- Following a similar scheme in rhyme and purpose (in Monkey Island 2: LeChuck's Revenge), in order to make a voodoo doll, you need Something of the Head (dandruff, hair, lice, what have you), Something of the Thread (a thread or cloth sample from the victim's clothing), Something of the Body (spit, phlegm, blood...whatever), and Something of the Dead (a bone or something from a dead relative).
- While not quite a wedding ceremony, a magical ritual in City of Heroes calls for the participation of a old mage, a young witch, a powerful psychic in a borrowed body and somebody whose name is Cerulean.
- Occurs in World of Warcraft in the Twilight Highlands zone, where Alliance players must help along a dwarven marriage for political reasons. Of course, being dwarves, the gifts are slightly different, being "something bold, something brewed, something stolen, something stewed".
- In the Borderlands 2 DLC Mad Moxxi and the Wedding Day Massacre'', Moxxi and the Vault Hunters make a love potion using the recipe "Something new, something old, something borrowed, something gold." They end up using the tears of a baby they kidnapped (something new and borrowed), an aged whiskey (something old) and parts from a golden robot (something gold). Later on, Moxxi and Ellie note that the saying might not go quite like that.
- PvP had Skull the Troll as the blue thing.
- Something*Positive had main character Davan give his best friend Aubrey a bruise (blue) when she was freaking out about not having something for it.
- A Peanuts cartoon where Snoopy's brother Spike is getting married to Fifi the poodle. The kids go through the whole process of new, old, borrowed, blue. (They were all bones.)
- On The Simpsons, in the flashforward episode where Lisa marries Hugh (almost), Lisa's pearls are old, her dress is new, she borrows a locket from Hugh's mother, and a lock of Marge's hair is blue.
- There's also an episode where Bart has to marry Cletus' daughter, who brings the four things to her wedding, although instead of something blue, she has 'something stew.'

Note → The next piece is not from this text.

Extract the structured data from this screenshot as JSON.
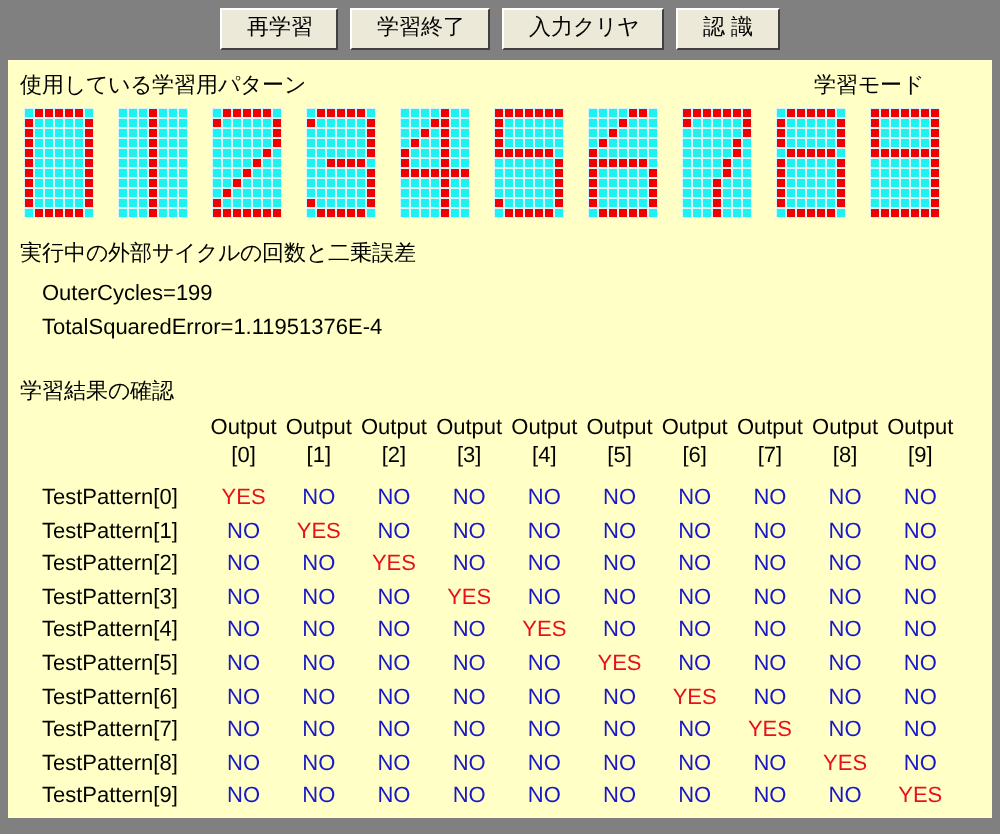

- In the DuckTales episode "Til Nephews Do Us Part", Scrooge is about to marry a bitchy Gold Digger (and is unaware of her bitchiness; his nephews are of course trying to convince him to no avail), and just before she walks down the aisle, she says, "Something old: my money. Something new: his money. Something borrowed: more money. And something green... ALL the money!"

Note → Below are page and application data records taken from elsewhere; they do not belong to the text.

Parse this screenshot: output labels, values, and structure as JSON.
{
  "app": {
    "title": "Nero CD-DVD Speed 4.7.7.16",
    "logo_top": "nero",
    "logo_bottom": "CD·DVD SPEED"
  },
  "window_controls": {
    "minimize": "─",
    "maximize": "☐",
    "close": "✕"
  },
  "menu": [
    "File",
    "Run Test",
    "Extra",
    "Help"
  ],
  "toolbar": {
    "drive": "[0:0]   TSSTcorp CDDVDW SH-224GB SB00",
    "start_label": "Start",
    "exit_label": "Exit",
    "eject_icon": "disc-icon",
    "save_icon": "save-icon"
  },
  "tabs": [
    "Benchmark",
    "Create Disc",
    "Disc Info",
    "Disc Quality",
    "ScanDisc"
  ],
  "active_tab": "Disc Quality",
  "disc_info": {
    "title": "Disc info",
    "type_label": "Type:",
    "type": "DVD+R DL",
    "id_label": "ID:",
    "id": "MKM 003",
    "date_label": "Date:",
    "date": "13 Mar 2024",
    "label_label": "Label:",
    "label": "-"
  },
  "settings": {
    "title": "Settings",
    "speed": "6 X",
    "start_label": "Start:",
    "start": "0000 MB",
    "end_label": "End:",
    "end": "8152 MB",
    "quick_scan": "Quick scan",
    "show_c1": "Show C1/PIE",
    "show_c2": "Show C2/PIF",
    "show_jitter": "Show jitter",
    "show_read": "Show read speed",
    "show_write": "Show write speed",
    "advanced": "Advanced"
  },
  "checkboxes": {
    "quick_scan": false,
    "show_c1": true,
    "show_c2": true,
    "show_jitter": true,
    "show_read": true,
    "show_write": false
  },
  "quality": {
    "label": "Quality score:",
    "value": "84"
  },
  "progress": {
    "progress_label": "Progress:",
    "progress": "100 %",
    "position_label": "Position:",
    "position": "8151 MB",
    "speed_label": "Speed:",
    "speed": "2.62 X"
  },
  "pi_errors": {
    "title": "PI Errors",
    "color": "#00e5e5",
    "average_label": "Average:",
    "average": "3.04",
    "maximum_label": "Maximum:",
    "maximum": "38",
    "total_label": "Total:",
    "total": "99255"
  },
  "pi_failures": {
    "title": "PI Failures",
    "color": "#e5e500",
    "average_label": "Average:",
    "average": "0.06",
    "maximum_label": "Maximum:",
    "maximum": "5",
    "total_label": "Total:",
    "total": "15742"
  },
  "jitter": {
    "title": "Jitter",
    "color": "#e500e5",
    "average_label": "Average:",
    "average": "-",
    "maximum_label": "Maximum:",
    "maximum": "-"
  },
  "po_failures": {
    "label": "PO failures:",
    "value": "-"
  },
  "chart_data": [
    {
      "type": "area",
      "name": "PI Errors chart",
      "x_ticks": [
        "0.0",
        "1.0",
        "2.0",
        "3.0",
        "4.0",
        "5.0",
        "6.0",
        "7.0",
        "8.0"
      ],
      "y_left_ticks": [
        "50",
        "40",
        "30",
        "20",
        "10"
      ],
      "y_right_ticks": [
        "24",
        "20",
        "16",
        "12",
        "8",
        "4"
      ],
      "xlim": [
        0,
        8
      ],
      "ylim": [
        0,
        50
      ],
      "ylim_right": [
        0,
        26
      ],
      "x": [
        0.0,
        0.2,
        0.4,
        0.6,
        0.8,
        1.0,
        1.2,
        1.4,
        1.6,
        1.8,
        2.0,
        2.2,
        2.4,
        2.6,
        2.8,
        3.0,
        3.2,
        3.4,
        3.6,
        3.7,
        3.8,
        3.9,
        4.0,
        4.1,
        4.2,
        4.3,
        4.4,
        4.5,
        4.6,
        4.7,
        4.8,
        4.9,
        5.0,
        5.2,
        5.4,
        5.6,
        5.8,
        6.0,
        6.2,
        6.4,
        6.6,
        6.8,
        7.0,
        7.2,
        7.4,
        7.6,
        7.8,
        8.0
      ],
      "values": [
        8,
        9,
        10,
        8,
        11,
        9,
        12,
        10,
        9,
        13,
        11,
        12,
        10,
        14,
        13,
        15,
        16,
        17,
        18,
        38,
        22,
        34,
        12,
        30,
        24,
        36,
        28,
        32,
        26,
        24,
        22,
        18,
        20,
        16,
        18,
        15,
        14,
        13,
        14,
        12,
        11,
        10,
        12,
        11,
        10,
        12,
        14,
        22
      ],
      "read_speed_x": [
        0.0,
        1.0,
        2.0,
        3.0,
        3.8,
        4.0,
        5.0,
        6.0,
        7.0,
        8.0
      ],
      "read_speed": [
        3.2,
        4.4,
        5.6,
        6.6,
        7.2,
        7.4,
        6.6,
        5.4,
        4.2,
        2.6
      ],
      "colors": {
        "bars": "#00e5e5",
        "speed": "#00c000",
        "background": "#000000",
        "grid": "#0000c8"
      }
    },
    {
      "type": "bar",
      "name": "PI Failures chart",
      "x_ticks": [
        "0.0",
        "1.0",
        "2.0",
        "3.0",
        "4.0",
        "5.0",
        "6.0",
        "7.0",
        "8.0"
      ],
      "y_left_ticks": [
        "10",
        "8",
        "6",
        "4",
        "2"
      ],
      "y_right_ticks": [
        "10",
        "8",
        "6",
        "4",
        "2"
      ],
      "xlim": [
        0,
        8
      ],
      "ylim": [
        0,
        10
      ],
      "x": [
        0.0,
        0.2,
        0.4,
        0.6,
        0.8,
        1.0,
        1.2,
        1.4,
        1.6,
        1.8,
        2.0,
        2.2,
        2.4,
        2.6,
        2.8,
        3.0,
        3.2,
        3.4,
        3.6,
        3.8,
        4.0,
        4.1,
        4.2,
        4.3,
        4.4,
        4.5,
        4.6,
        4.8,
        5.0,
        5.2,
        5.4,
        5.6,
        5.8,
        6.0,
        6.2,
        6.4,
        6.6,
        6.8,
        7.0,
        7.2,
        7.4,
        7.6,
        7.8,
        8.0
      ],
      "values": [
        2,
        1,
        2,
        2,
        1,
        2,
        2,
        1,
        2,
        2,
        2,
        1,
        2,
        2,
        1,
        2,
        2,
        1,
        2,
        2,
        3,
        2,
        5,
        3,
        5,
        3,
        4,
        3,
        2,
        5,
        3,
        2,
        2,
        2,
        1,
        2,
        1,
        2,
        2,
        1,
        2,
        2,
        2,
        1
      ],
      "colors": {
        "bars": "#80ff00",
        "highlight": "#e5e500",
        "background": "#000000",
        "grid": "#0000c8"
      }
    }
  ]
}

- In one episode of Thomas And Friends, Percy is asked to help find the "Good Luck Package" at the last minute for the wedding of Mrs. Kindly's daughter. I forget what was Borrowed, but the Old Slow Coach was Something Old, a set of buffers right from the factory was Something New, and Thomas of course made an appearance as Something Blue.
- The something borrowed was the flat truck the new buffers were on.
- In Ben 10: Omniverse episode "Rules of Engagement", we learn that Tetramand brides have to collect four items to present to the groom's parents: something conquered, something bruised, something severed, and something blue. Princess Looma Red Wind, whom Ben got into an Accidental Marriage in a previous episode, returns and collects Ester, proving she conquered the Kraaho, Julie, who was bruised during the fighting, Fistina's forearm, and Rook.
- This Gag Sub of The Movie of Mahou Sentai Magiranger has a reference to this trope added to the 'script' - after Groom Bridon kidnaps a human girl, Meemy dresses her up in a goth wedding dress and hands a magic ring to Bridon:
"There's your Something Blue... here's your Something Borrowed."
- Veteran comic Bob Monkhouse was once dismissed as a comedian in possession of a stage routine that was "mainly old, seldom new, often borrowed and sometimes blue"